Having children is one of life’s greatest joys; you dedicate your life to raising them and then sit back and watch as your children become parents and you become a grandparent.
Grandparenting brings a whole new world of enjoyment itself, combining all the love and the ‘fun bits’ of parenting as well as the delight of helping out your own children by giving them time to go to work or have a moment to themselves.
New data published by the Australian Institute of Family Studies (AIFS) in the Families in Australia Survey found that two in five grandparents with grandchildren under the age of 13, actively help with childcare for mutually beneficial relationship building.
Our latest report on grandparents and child care in Australia found that two in five grandparents with a grandchild aged under 13 years were providing some child care. Read the report and find out more: https://t.co/EkatXFiqjB pic.twitter.com/9MFu6SKSSG
— AIFS (@FamilyStudies) July 21, 2022
Starts at 60 spoke with Senior Research Fellow at AIFS, Dr Jennifer Baxter, who said the motivation behind grandparents taking on some of the responsibility in looking after the children was to build strong family connections.
“There was a really strong dimension of this care being very family oriented and they were doing it because they wanted to spend time with the grandchildren, to support their own children,” Dr Baxter said.
“What came through most strongly was this family connection. It was an underlying driver for many grandparents for why they wanted to provide the childcare.”
The driving motivator of connection was evident through comments from participating grandparents.
“Being a grandparent is the best thing that ever happened to us. Our two, two-year-old grandchildren (son and daughter had a child each a month apart) have brought us so much joy and made our family connection even stronger,” one grandmother said in the report.
“Love the connection with our little grandchild, but also love to connect with the whole family so often have family time all together.”
“I can’t believe the pleasure I get from spending time with my grandson.

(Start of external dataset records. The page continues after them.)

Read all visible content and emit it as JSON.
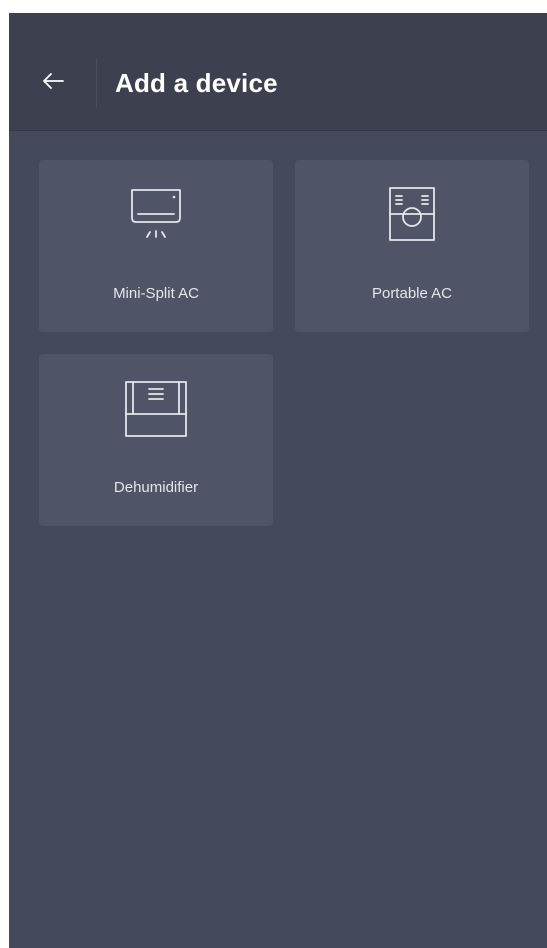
{
  "header": {
    "title": "Add a device",
    "back_icon": "arrow-left-icon"
  },
  "devices": [
    {
      "label": "Mini-Split AC",
      "icon": "mini-split-ac-icon"
    },
    {
      "label": "Portable AC",
      "icon": "portable-ac-icon"
    },
    {
      "label": "Dehumidifier",
      "icon": "dehumidifier-icon"
    }
  ],
  "colors": {
    "background": "#454a5b",
    "header": "#3c404f",
    "card": "#4f5467",
    "text": "#ffffff"
  }
}
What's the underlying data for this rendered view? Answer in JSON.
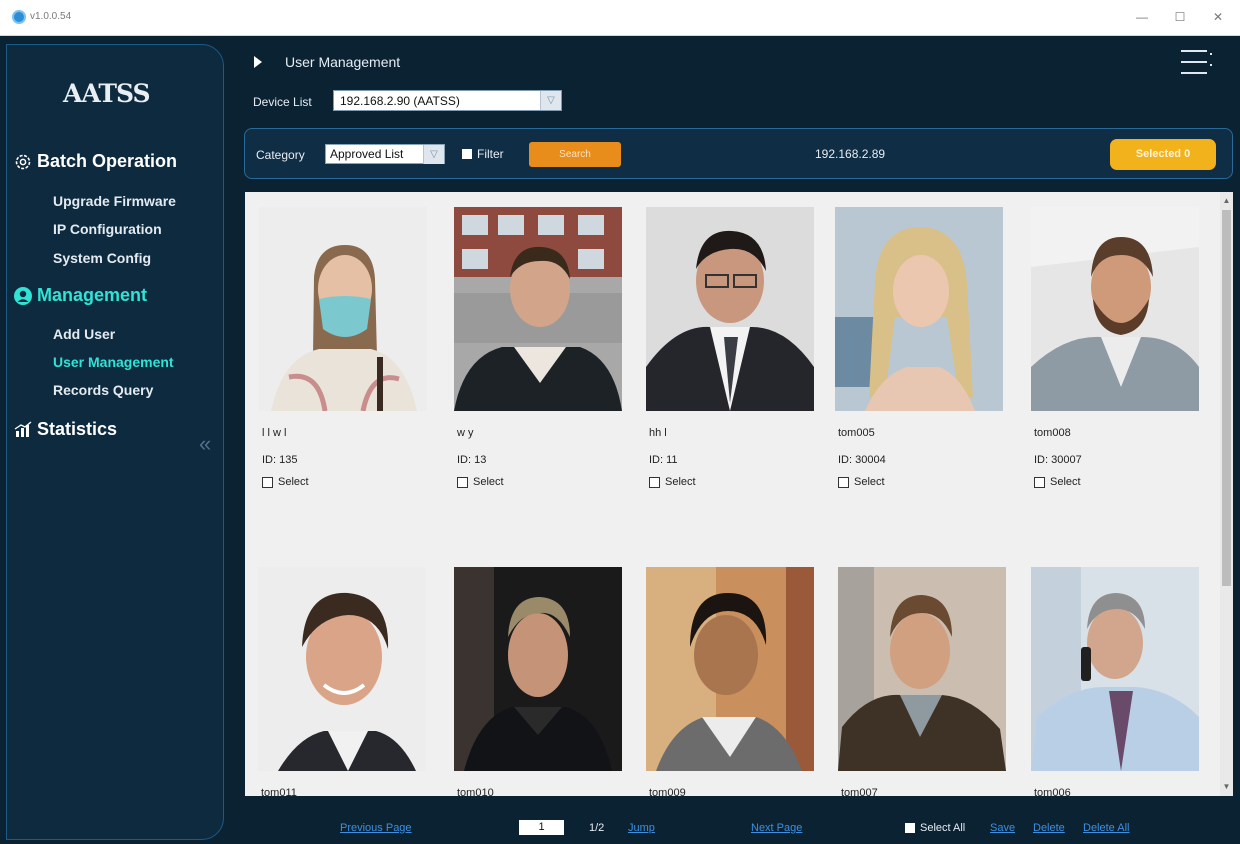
{
  "window": {
    "version": "v1.0.0.54",
    "minimize": "—",
    "maximize": "☐",
    "close": "✕"
  },
  "sidebar": {
    "logo": "AATSS",
    "collapse_glyph": "«",
    "sections": [
      {
        "label": "Batch Operation",
        "icon": "gear-icon",
        "active": false,
        "items": [
          {
            "label": "Upgrade Firmware"
          },
          {
            "label": "IP Configuration"
          },
          {
            "label": "System Config"
          }
        ]
      },
      {
        "label": "Management",
        "icon": "user-icon",
        "active": true,
        "items": [
          {
            "label": "Add User"
          },
          {
            "label": "User Management",
            "active": true
          },
          {
            "label": "Records Query"
          }
        ]
      },
      {
        "label": "Statistics",
        "icon": "chart-icon",
        "active": false,
        "items": []
      }
    ]
  },
  "header": {
    "breadcrumb": "User Management"
  },
  "device": {
    "label": "Device List",
    "value": "192.168.2.90 (AATSS)"
  },
  "filter": {
    "category_label": "Category",
    "category_value": "Approved List",
    "filter_label": "Filter",
    "search_label": "Search",
    "ip": "192.168.2.89",
    "selected_label": "Selected  0"
  },
  "users": [
    {
      "name": "l l w l",
      "id": "ID: 135",
      "select": "Select"
    },
    {
      "name": "w y",
      "id": "ID: 13",
      "select": "Select"
    },
    {
      "name": "hh l",
      "id": "ID: 11",
      "select": "Select"
    },
    {
      "name": "tom005",
      "id": "ID: 30004",
      "select": "Select"
    },
    {
      "name": "tom008",
      "id": "ID: 30007",
      "select": "Select"
    },
    {
      "name": "tom011"
    },
    {
      "name": "tom010"
    },
    {
      "name": "tom009"
    },
    {
      "name": "tom007"
    },
    {
      "name": "tom006"
    }
  ],
  "pager": {
    "prev": "Previous Page",
    "page": "1",
    "total": "1/2",
    "jump": "Jump",
    "next": "Next Page",
    "select_all": "Select All",
    "save": "Save",
    "delete": "Delete",
    "delete_all": "Delete All"
  },
  "colors": {
    "accent": "#2fe3d5",
    "search": "#e88c1b",
    "selected": "#f2b21b",
    "background": "#0b2233",
    "link": "#3d8fe0"
  }
}
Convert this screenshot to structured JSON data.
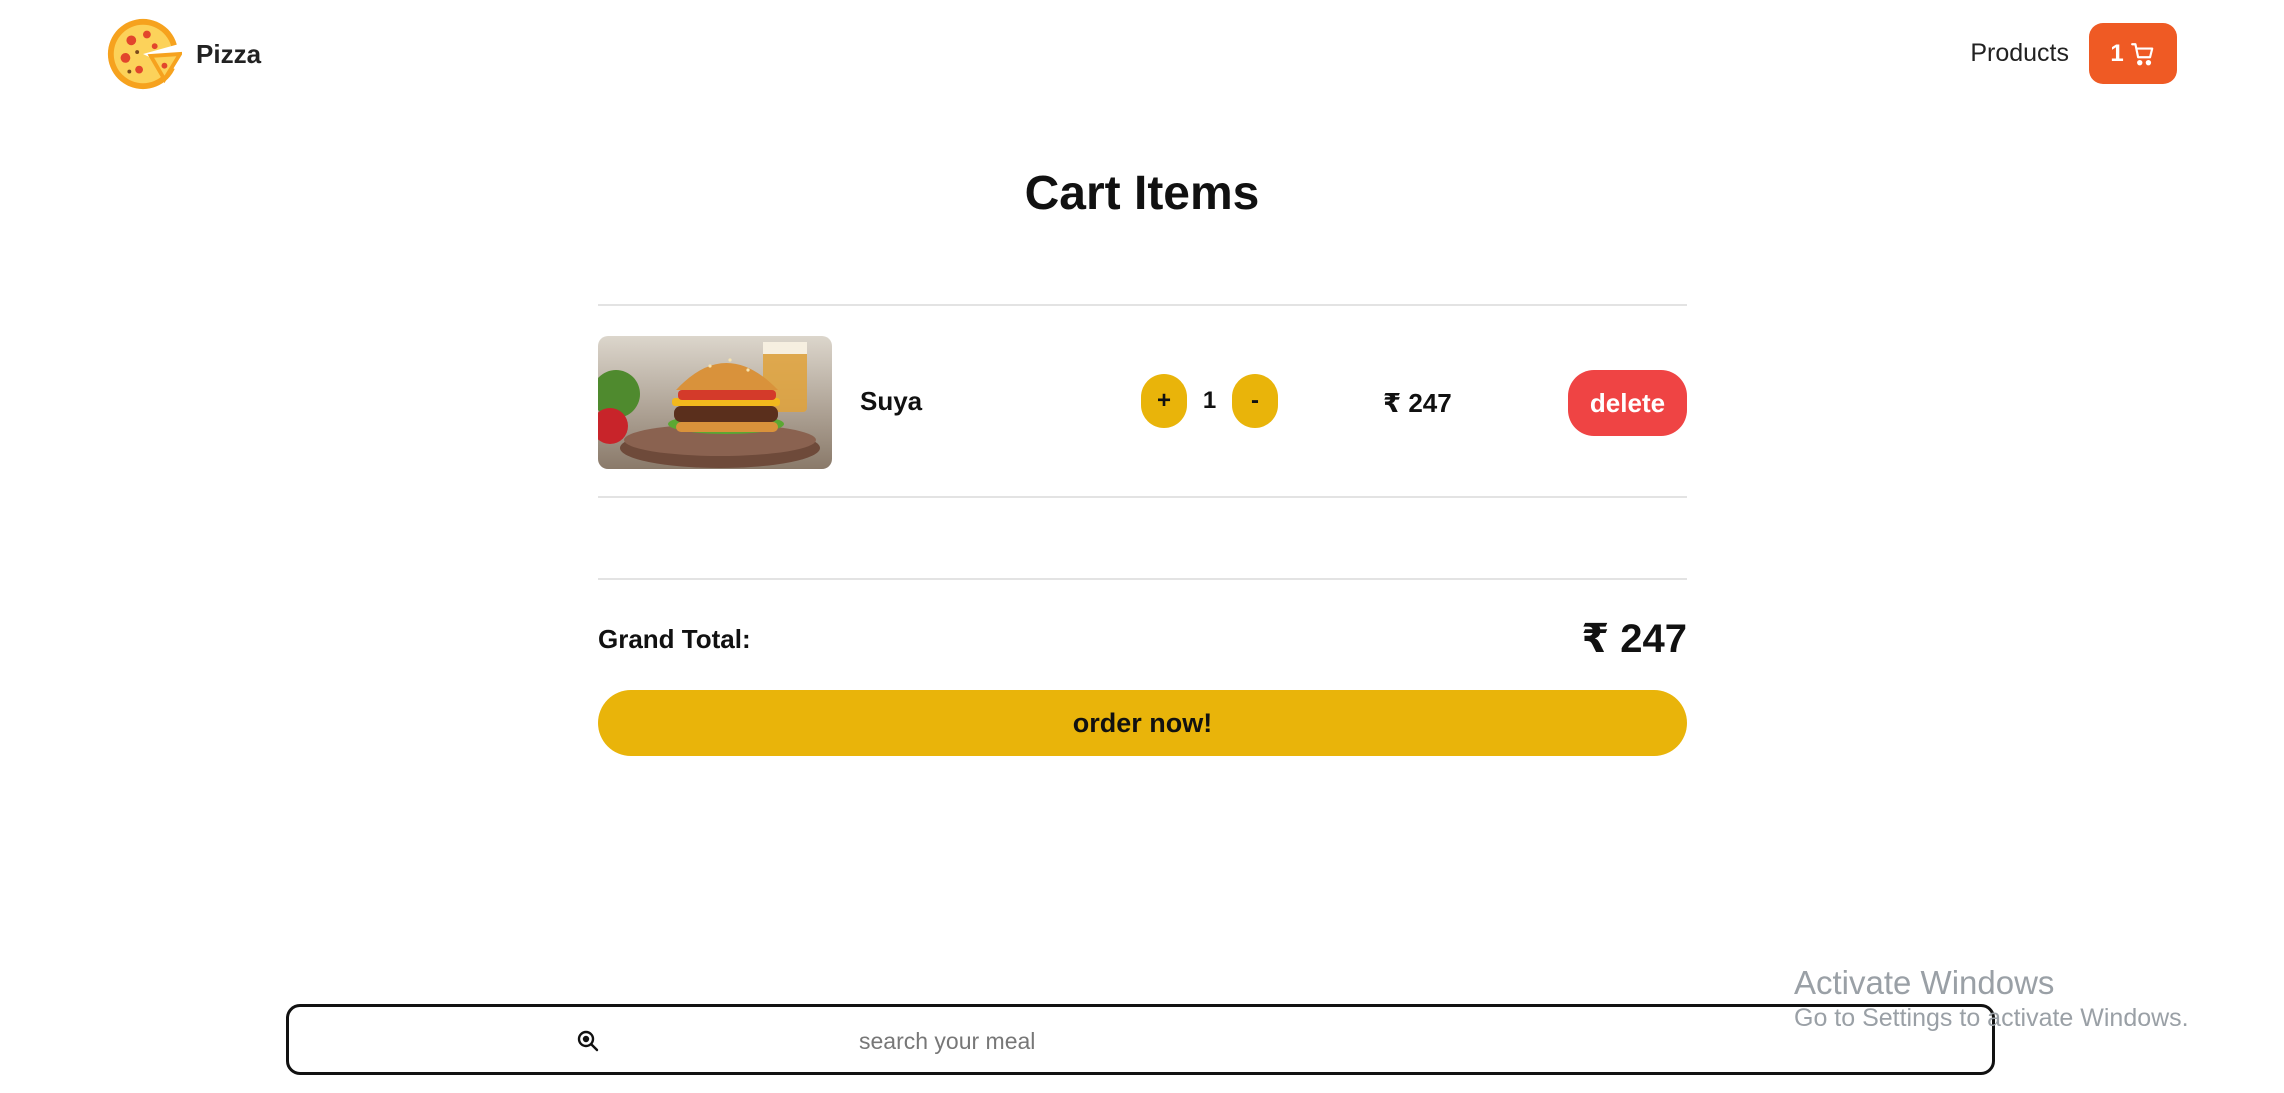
{
  "header": {
    "brand": {
      "name": "Pizza",
      "logo_icon": "pizza-icon"
    },
    "nav": {
      "products_label": "Products",
      "cart_count": "1",
      "cart_icon": "cart-icon",
      "cart_color": "#ef5a24"
    }
  },
  "page": {
    "title": "Cart Items"
  },
  "cart": {
    "items": [
      {
        "name": "Suya",
        "image_icon": "burger-photo",
        "increment_label": "+",
        "quantity": "1",
        "decrement_label": "-",
        "price": "₹ 247",
        "delete_label": "delete"
      }
    ],
    "grand_total_label": "Grand Total:",
    "grand_total_value": "₹ 247",
    "order_label": "order now!"
  },
  "search": {
    "placeholder": "search your meal",
    "icon": "search-icon"
  },
  "watermark": {
    "title": "Activate Windows",
    "subtitle": "Go to Settings to activate Windows."
  },
  "colors": {
    "accent_yellow": "#e9b40a",
    "delete_red": "#ef4444",
    "cart_orange": "#ef5a24"
  }
}
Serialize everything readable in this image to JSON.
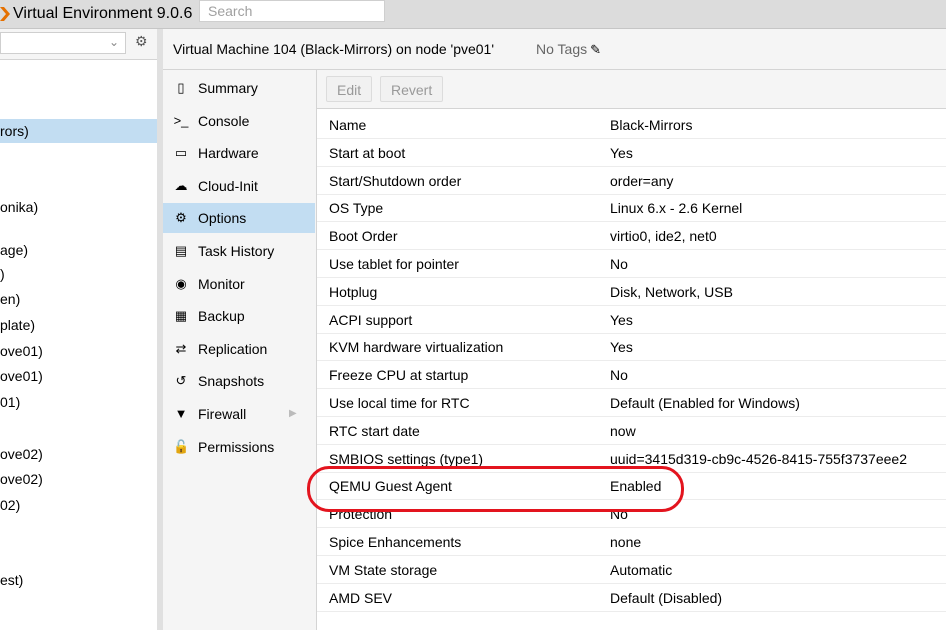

Watching him develop, grow and take pleasure in learning about nature, relationships and loving is wonderful. It’s even better than having your own children, because you are not so busy and so you have time to soak up the moments.”
The study found that overall, the “overwhelming positives” were “feelings of closeness to the family generally” and “the enjoyment of caring for the grandchildren”.
Dr Baxter said that even though there was one negative associated for the grandparents providing childcare, it was still outweighed by a positive.
“It was interesting to see on the wellbeing of the grandparent, where 44 per cent found that providing the childcare was tiring. For example, someone talked about providing childcare to a very active toddler and how that can be exhausting,” she said.
“However, we also asked them if providing that childcare energised them and 71 per cent agreed. Even among the ones saying it’s tiring, a high proportion are saying it energies them.”
One grandmother participating in the study said that the level of enjoyment versus how tiring it can be, “usually depends on the mood” of the child.